The records Start Marker

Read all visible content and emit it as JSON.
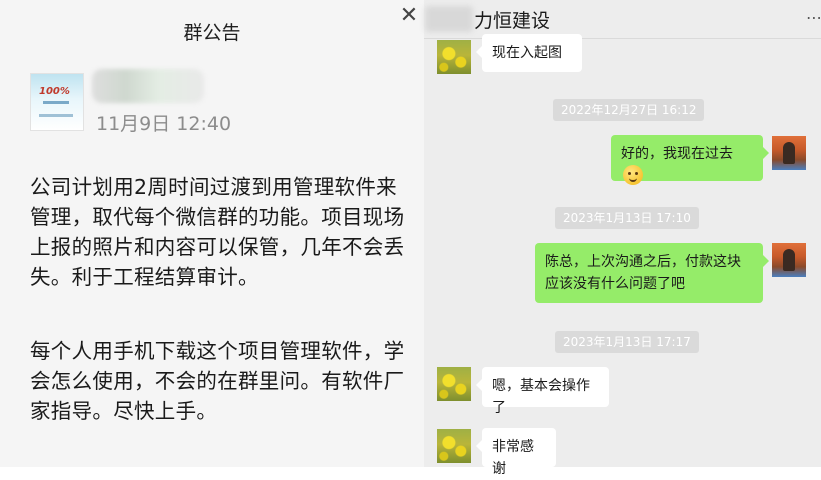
{
  "announcement": {
    "title": "群公告",
    "date": "11月9日 12:40",
    "paragraph1": "公司计划用2周时间过渡到用管理软件来管理，取代每个微信群的功能。项目现场上报的照片和内容可以保管，几年不会丢失。利于工程结算审计。",
    "paragraph2": "每个人用手机下载这个项目管理软件，学会怎么使用，不会的在群里问。有软件厂家指导。尽快上手。",
    "avatar_text": "100%"
  },
  "chat": {
    "title": "力恒建设",
    "close_icon": "close-icon",
    "more_icon": "more-icon",
    "messages": [
      {
        "type": "in",
        "text": "现在入起图"
      },
      {
        "type": "time",
        "text": "2022年12月27日 16:12"
      },
      {
        "type": "out",
        "text": "好的，我现在过去",
        "emoji": "smile-emoji-icon"
      },
      {
        "type": "time",
        "text": "2023年1月13日 17:10"
      },
      {
        "type": "out",
        "text": "陈总，上次沟通之后，付款这块应该没有什么问题了吧"
      },
      {
        "type": "time",
        "text": "2023年1月13日 17:17"
      },
      {
        "type": "in",
        "text": "嗯，基本会操作了"
      },
      {
        "type": "in",
        "text": "非常感谢"
      }
    ]
  },
  "colors": {
    "outgoing_bubble": "#95ec69",
    "incoming_bubble": "#ffffff",
    "chat_background": "#ededed",
    "announcement_background": "#f5f5f5"
  }
}
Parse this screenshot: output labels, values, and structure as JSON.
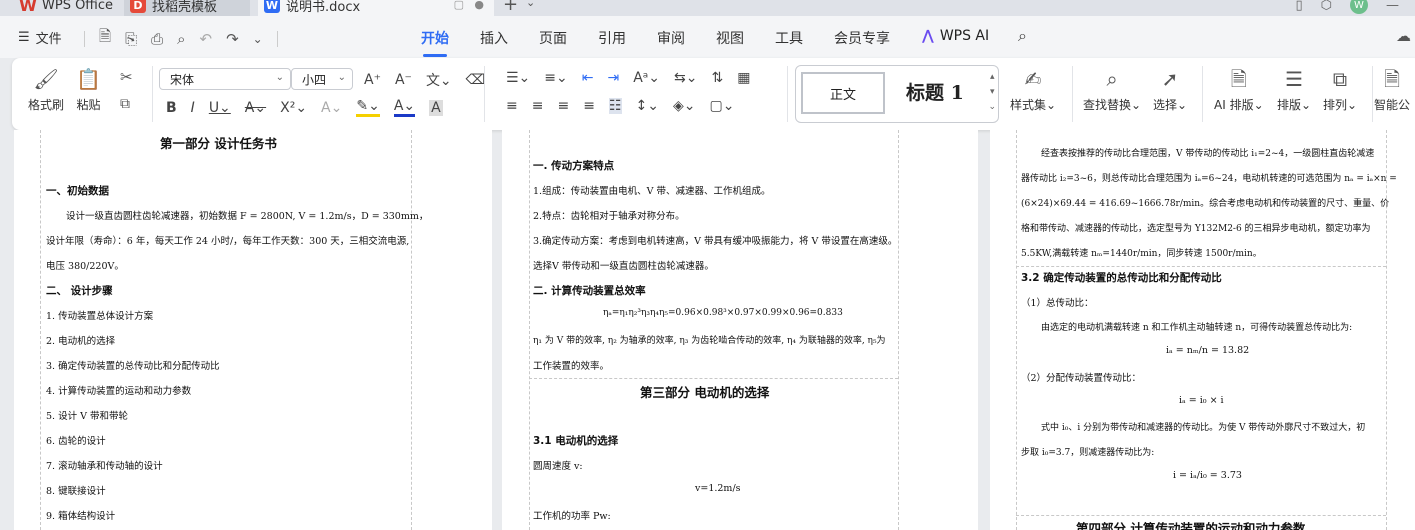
{
  "tabs": [
    {
      "label": "WPS Office"
    },
    {
      "label": "找稻壳模板"
    },
    {
      "label": "说明书.docx"
    }
  ],
  "menubar": {
    "file": "文件",
    "menus": [
      "开始",
      "插入",
      "页面",
      "引用",
      "审阅",
      "视图",
      "工具",
      "会员专享"
    ],
    "ai": "WPS AI"
  },
  "ribbon": {
    "format_painter": "格式刷",
    "paste": "粘贴",
    "font_name": "宋体",
    "font_size": "小四",
    "style_normal": "正文",
    "style_heading": "标题 1",
    "style_set": "样式集",
    "find_replace": "查找替换",
    "select": "选择",
    "ai_layout": "AI 排版",
    "layout": "排版",
    "arrange": "排列",
    "smart": "智能公"
  },
  "page1": {
    "title": "第一部分    设计任务书",
    "h1": "一、初始数据",
    "p1": "设计一级直齿圆柱齿轮减速器，初始数据 F = 2800N, V = 1.2m/s，D = 330mm，",
    "p2": "设计年限（寿命）：6 年，每天工作 24 小时/，每年工作天数：300 天，三相交流电源,",
    "p3": "电压 380/220V。",
    "h2": "二、 设计步骤",
    "steps": [
      "1.    传动装置总体设计方案",
      "2.    电动机的选择",
      "3.    确定传动装置的总传动比和分配传动比",
      "4.    计算传动装置的运动和动力参数",
      "5.    设计 V 带和带轮",
      "6.    齿轮的设计",
      "7.    滚动轴承和传动轴的设计",
      "8.    键联接设计",
      "9.    箱体结构设计"
    ]
  },
  "page2": {
    "h1": "一. 传动方案特点",
    "l1": "1.组成：传动装置由电机、V 带、减速器、工作机组成。",
    "l2": "2.特点：齿轮相对于轴承对称分布。",
    "l3": "3.确定传动方案：考虑到电机转速高，V 带具有缓冲吸振能力，将 V 带设置在高速级。",
    "l4": "选择V 带传动和一级直齿圆柱齿轮减速器。",
    "h2": "二. 计算传动装置总效率",
    "formula": "ηₐ=η₁η₂³η₃η₄η₅=0.96×0.98³×0.97×0.99×0.96=0.833",
    "l5": "η₁ 为 V 带的效率, η₂ 为轴承的效率, η₃ 为齿轮啮合传动的效率, η₄ 为联轴器的效率, η₅为",
    "l6": "工作装置的效率。",
    "title3": "第三部分    电动机的选择",
    "h3": "3.1  电动机的选择",
    "l7": "圆周速度 v:",
    "l8": "v=1.2m/s",
    "l9": "工作机的功率 Pw:"
  },
  "page3": {
    "p1": "经查表按推荐的传动比合理范围，V 带传动的传动比 i₁=2~4，一级圆柱直齿轮减速",
    "p2": "器传动比 i₂=3~6，则总传动比合理范围为 iₐ=6~24，电动机转速的可选范围为 nₐ = iₐ×n =",
    "p3": "(6×24)×69.44 = 416.69~1666.78r/min。综合考虑电动机和传动装置的尺寸、重量、价",
    "p4": "格和带传动、减速器的传动比，选定型号为 Y132M2-6 的三相异步电动机，额定功率为",
    "p5": "5.5KW,满载转速 nₘ=1440r/min，同步转速 1500r/min。",
    "h1": "3.2  确定传动装置的总传动比和分配传动比",
    "s1": "（1）总传动比：",
    "s1t": "由选定的电动机满载转速 n  和工作机主动轴转速 n，可得传动装置总传动比为:",
    "f1": "iₐ = nₘ/n = 13.82",
    "s2": "（2）分配传动装置传动比：",
    "f2": "iₐ = i₀ × i",
    "s2t1": "式中 i₀、i 分别为带传动和减速器的传动比。为使 V 带传动外廓尺寸不致过大，初",
    "s2t2": "步取 i₀=3.7，则减速器传动比为:",
    "f3": "i = iₐ/i₀ = 3.73",
    "title4": "第四部分    计算传动装置的运动和动力参数"
  }
}
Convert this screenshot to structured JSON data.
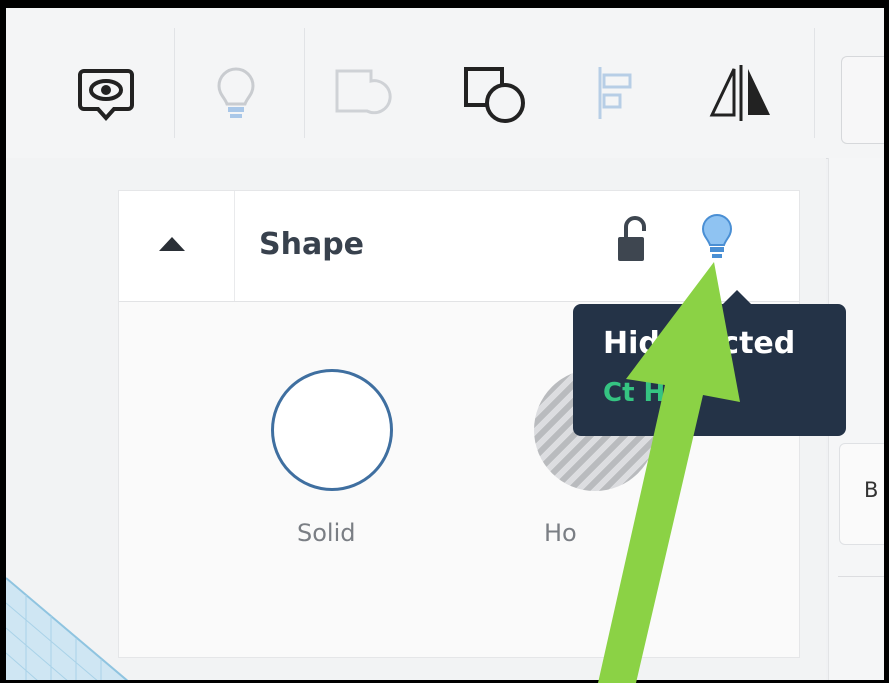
{
  "panel": {
    "title": "Shape",
    "options": [
      {
        "label": "Solid"
      },
      {
        "label": "Ho"
      }
    ]
  },
  "tooltip": {
    "title": "Hid  elected",
    "shortcut": "Ct   H"
  },
  "right_panel": {
    "partial_text": "B"
  },
  "colors": {
    "annotation_arrow": "#8bd245",
    "tooltip_bg": "#243347",
    "shortcut_text": "#35c482",
    "bulb_active": "#8fc3f2"
  }
}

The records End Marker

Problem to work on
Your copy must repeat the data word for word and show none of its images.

Exercise response
Read all visible content and emit it as JSON.
{
  "announcement": {
    "title": "群公告",
    "date": "11月9日 12:40",
    "paragraph1": "公司计划用2周时间过渡到用管理软件来管理，取代每个微信群的功能。项目现场上报的照片和内容可以保管，几年不会丢失。利于工程结算审计。",
    "paragraph2": "每个人用手机下载这个项目管理软件，学会怎么使用，不会的在群里问。有软件厂家指导。尽快上手。",
    "avatar_text": "100%"
  },
  "chat": {
    "title": "力恒建设",
    "close_icon": "close-icon",
    "more_icon": "more-icon",
    "messages": [
      {
        "type": "in",
        "text": "现在入起图"
      },
      {
        "type": "time",
        "text": "2022年12月27日 16:12"
      },
      {
        "type": "out",
        "text": "好的，我现在过去",
        "emoji": "smile-emoji-icon"
      },
      {
        "type": "time",
        "text": "2023年1月13日 17:10"
      },
      {
        "type": "out",
        "text": "陈总，上次沟通之后，付款这块应该没有什么问题了吧"
      },
      {
        "type": "time",
        "text": "2023年1月13日 17:17"
      },
      {
        "type": "in",
        "text": "嗯，基本会操作了"
      },
      {
        "type": "in",
        "text": "非常感谢"
      }
    ]
  },
  "colors": {
    "outgoing_bubble": "#95ec69",
    "incoming_bubble": "#ffffff",
    "chat_background": "#ededed",
    "announcement_background": "#f5f5f5"
  }
}
Parse this screenshot: output labels, values, and structure as JSON.
{
  "tabs": [
    {
      "label": "WPS Office"
    },
    {
      "label": "找稻壳模板"
    },
    {
      "label": "说明书.docx"
    }
  ],
  "menubar": {
    "file": "文件",
    "menus": [
      "开始",
      "插入",
      "页面",
      "引用",
      "审阅",
      "视图",
      "工具",
      "会员专享"
    ],
    "ai": "WPS AI"
  },
  "ribbon": {
    "format_painter": "格式刷",
    "paste": "粘贴",
    "font_name": "宋体",
    "font_size": "小四",
    "style_normal": "正文",
    "style_heading": "标题 1",
    "style_set": "样式集",
    "find_replace": "查找替换",
    "select": "选择",
    "ai_layout": "AI 排版",
    "layout": "排版",
    "arrange": "排列",
    "smart": "智能公"
  },
  "page1": {
    "title": "第一部分    设计任务书",
    "h1": "一、初始数据",
    "p1": "设计一级直齿圆柱齿轮减速器，初始数据 F = 2800N, V = 1.2m/s，D = 330mm，",
    "p2": "设计年限（寿命）：6 年，每天工作 24 小时/，每年工作天数：300 天，三相交流电源,",
    "p3": "电压 380/220V。",
    "h2": "二、 设计步骤",
    "steps": [
      "1.    传动装置总体设计方案",
      "2.    电动机的选择",
      "3.    确定传动装置的总传动比和分配传动比",
      "4.    计算传动装置的运动和动力参数",
      "5.    设计 V 带和带轮",
      "6.    齿轮的设计",
      "7.    滚动轴承和传动轴的设计",
      "8.    键联接设计",
      "9.    箱体结构设计"
    ]
  },
  "page2": {
    "h1": "一. 传动方案特点",
    "l1": "1.组成：传动装置由电机、V 带、减速器、工作机组成。",
    "l2": "2.特点：齿轮相对于轴承对称分布。",
    "l3": "3.确定传动方案：考虑到电机转速高，V 带具有缓冲吸振能力，将 V 带设置在高速级。",
    "l4": "选择V 带传动和一级直齿圆柱齿轮减速器。",
    "h2": "二. 计算传动装置总效率",
    "formula": "ηₐ=η₁η₂³η₃η₄η₅=0.96×0.98³×0.97×0.99×0.96=0.833",
    "l5": "η₁ 为 V 带的效率, η₂ 为轴承的效率, η₃ 为齿轮啮合传动的效率, η₄ 为联轴器的效率, η₅为",
    "l6": "工作装置的效率。",
    "title3": "第三部分    电动机的选择",
    "h3": "3.1  电动机的选择",
    "l7": "圆周速度 v:",
    "l8": "v=1.2m/s",
    "l9": "工作机的功率 Pw:"
  },
  "page3": {
    "p1": "经查表按推荐的传动比合理范围，V 带传动的传动比 i₁=2~4，一级圆柱直齿轮减速",
    "p2": "器传动比 i₂=3~6，则总传动比合理范围为 iₐ=6~24，电动机转速的可选范围为 nₐ = iₐ×n =",
    "p3": "(6×24)×69.44 = 416.69~1666.78r/min。综合考虑电动机和传动装置的尺寸、重量、价",
    "p4": "格和带传动、减速器的传动比，选定型号为 Y132M2-6 的三相异步电动机，额定功率为",
    "p5": "5.5KW,满载转速 nₘ=1440r/min，同步转速 1500r/min。",
    "h1": "3.2  确定传动装置的总传动比和分配传动比",
    "s1": "（1）总传动比：",
    "s1t": "由选定的电动机满载转速 n  和工作机主动轴转速 n，可得传动装置总传动比为:",
    "f1": "iₐ = nₘ/n = 13.82",
    "s2": "（2）分配传动装置传动比：",
    "f2": "iₐ = i₀ × i",
    "s2t1": "式中 i₀、i 分别为带传动和减速器的传动比。为使 V 带传动外廓尺寸不致过大，初",
    "s2t2": "步取 i₀=3.7，则减速器传动比为:",
    "f3": "i = iₐ/i₀ = 3.73",
    "title4": "第四部分    计算传动装置的运动和动力参数"
  }
}
Convert this screenshot to structured JSON data.
{
  "panel": {
    "title": "Shape",
    "options": [
      {
        "label": "Solid"
      },
      {
        "label": "Ho"
      }
    ]
  },
  "tooltip": {
    "title": "Hid  elected",
    "shortcut": "Ct   H"
  },
  "right_panel": {
    "partial_text": "B"
  },
  "colors": {
    "annotation_arrow": "#8bd245",
    "tooltip_bg": "#243347",
    "shortcut_text": "#35c482",
    "bulb_active": "#8fc3f2"
  }
}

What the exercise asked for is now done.